::: RECORDS SHOWN :::

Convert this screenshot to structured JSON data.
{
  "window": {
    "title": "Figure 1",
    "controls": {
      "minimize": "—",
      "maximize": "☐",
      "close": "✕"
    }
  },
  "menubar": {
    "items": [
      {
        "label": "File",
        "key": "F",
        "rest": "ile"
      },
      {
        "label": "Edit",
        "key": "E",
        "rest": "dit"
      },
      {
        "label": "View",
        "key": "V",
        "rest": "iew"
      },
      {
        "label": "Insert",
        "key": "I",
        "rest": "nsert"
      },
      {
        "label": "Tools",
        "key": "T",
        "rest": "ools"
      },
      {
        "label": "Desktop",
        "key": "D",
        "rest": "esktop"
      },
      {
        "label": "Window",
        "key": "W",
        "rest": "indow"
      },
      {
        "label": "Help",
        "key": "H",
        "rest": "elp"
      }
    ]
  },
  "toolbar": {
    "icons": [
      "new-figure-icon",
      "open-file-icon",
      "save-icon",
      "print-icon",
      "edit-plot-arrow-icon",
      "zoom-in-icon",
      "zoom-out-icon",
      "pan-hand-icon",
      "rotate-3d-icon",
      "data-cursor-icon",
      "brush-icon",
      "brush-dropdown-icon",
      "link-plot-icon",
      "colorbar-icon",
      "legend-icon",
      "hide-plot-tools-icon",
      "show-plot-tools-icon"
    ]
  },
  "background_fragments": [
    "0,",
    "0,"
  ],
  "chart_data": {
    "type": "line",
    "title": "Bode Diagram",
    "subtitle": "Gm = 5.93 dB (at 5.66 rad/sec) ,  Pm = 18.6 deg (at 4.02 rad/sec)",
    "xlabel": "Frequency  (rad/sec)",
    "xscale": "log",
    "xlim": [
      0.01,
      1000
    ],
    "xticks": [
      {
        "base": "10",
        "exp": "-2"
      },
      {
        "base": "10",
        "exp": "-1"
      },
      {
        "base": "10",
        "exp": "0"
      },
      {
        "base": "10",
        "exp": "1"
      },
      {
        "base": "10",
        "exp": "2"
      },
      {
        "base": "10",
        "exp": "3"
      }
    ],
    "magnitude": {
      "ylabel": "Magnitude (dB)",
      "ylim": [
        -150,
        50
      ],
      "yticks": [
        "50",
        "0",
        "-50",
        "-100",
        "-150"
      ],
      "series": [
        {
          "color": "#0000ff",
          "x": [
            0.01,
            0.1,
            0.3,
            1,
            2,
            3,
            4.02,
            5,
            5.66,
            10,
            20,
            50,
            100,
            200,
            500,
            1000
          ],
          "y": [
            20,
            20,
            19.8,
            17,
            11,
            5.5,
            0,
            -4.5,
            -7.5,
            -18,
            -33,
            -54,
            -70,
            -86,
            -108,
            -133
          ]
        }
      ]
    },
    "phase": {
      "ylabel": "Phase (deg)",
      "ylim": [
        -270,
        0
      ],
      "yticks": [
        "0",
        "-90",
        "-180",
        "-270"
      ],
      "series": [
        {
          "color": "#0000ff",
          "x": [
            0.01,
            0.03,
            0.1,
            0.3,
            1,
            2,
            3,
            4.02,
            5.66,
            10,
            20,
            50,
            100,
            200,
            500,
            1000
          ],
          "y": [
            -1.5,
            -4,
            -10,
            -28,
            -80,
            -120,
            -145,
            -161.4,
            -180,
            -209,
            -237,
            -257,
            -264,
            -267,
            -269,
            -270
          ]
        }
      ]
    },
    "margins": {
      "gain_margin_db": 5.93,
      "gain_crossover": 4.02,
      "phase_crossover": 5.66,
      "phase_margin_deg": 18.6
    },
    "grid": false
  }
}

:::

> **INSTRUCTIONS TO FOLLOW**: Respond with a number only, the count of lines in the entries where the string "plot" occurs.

> **PROBLEM SOLUTION**: 4